Photo by Afomia Hailemeske.

Galatea is based on the Greek myth of Pygmalion which tells the story of an artist who falls in love with a sculpture of a woman he has created. He prays to Aphrodite to bring the sculpture, which he has named Galatea, to life. Aphrodite grants his wish and, at least in the myth, the two live happily ever after, or something along those lines.

In Colangelo and Tye’s Galatea, the myth is given a contemporary spin and the story of a nameless artist who works to create the perfect woman is told wordlessly through a unique blend of dance, aerial silks, weight-sharing and, perhaps most importantly, paper, the medium Colangelo landed on to determine the course of this show.

Most of the set (which is designed to put you inside the artist’s studio as it were) is constructed of the recycled paper Tye and Colangelo have been collecting for months, and many of the ways the paper will be utilized in the show emerged from collaborative play sessions the two and their team had in an attempt to learn the extent of the material’s capabilities.

This performance differs from some of Tye and Colangelo’s earlier movement theater pieces. Apart from the fact that the two have quite a bit more freedom and creative control now than they did when performing at SMU, Galatea marks the first time the two have staged a show with a true narrative, albeit a rather nebulous one.

Instead their shows are typically characterized by the lack of story, the two preferring instead to let the audience overlay their own ambitions and visions on a neutral mask of a show filled with more individually emotive artistic expression, music and dance being examples. But while Galatea features what amounts to a skeleton of a story, the lack of dialogue and heavy use of symbolic imagery should still feel ambiguous enough to allow for its subjective interpretation.

Maybe that’s what elicits the emotional response Tye and Colangelo have been receiving. A blank slate, at least as far as story is concerned, gives viewers the freedom to experience a show on an intimate, personal level, something heavy dialogue renders more challenging.

Galatea  Photo by Afomia Hailemeske

Photo by Afomia Hailemeske

The choreography of Tye and Colangelo for Galatea will be given an auditory backdrop by fellow SMU student and musician Fabricio. Fabricio has created a soundtrack of sorts for the show which he will perform during each performance. The eclectic sounds will include, amongst other things, the use of string instruments and beautifully looped vocal arrangements.

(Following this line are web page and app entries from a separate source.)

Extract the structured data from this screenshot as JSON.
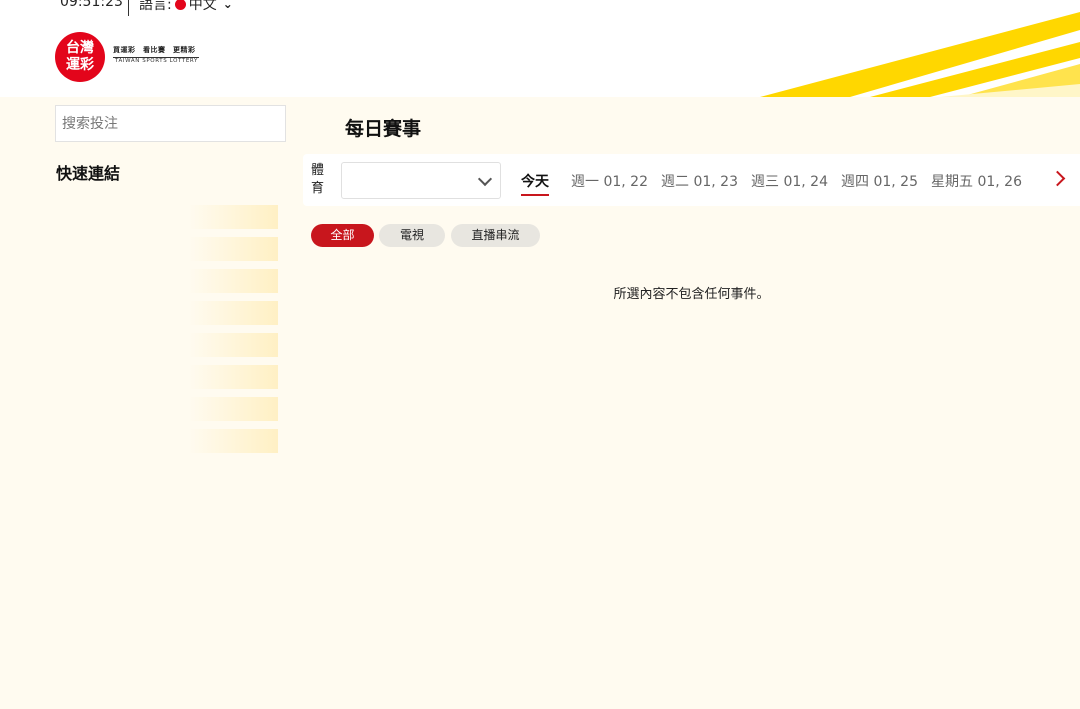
{
  "header": {
    "clock": "09:51:23",
    "language_label": "語言:",
    "language_value": "中文",
    "logo": {
      "mark_line1": "台灣",
      "mark_line2": "運彩",
      "slogan": "買運彩　看比賽　更精彩",
      "english": "TAIWAN SPORTS LOTTERY"
    },
    "stripe_color": "#ffd700"
  },
  "sidebar": {
    "search_placeholder": "搜索投注",
    "quick_links_title": "快速連結",
    "quick_links": [
      "",
      "",
      "",
      "",
      "",
      "",
      "",
      ""
    ]
  },
  "main": {
    "title": "每日賽事",
    "sport_label": "體育",
    "sport_select_value": "",
    "days": [
      {
        "label": "今天",
        "active": true
      },
      {
        "label": "週一 01, 22"
      },
      {
        "label": "週二 01, 23"
      },
      {
        "label": "週三 01, 24"
      },
      {
        "label": "週四 01, 25"
      },
      {
        "label": "星期五 01, 26"
      }
    ],
    "filters": [
      {
        "label": "全部",
        "active": true
      },
      {
        "label": "電視"
      },
      {
        "label": "直播串流"
      }
    ],
    "empty_message": "所選內容不包含任何事件。"
  },
  "colors": {
    "accent": "#c8161d",
    "background": "#fffbf0",
    "stripe": "#ffd700"
  }
}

Adding to the magic produced by Colangelo and Tye’s choreography and paper effects will be magic of another kind provided by local magician and yes, also former SMU student, Trigg Watson. Watson, who was not a part of the group’s initial staging of Galatea at SMU, will be incorporating his own, unique magic tricks into the telling of the story.

Magic, dance, hand-to-hand acrobatics, aerial silks, music. Oh, and paper.

When asked for a clue as to what prompted the use of paper, Tye and Colangelo cite its ubiquity, cheapness and of course, the fun they have working with it. But maybe more than that, paper is the perfect medium with which to tell the story of an artist and illustrate their original performance which explores the emotions involved in the artistic process.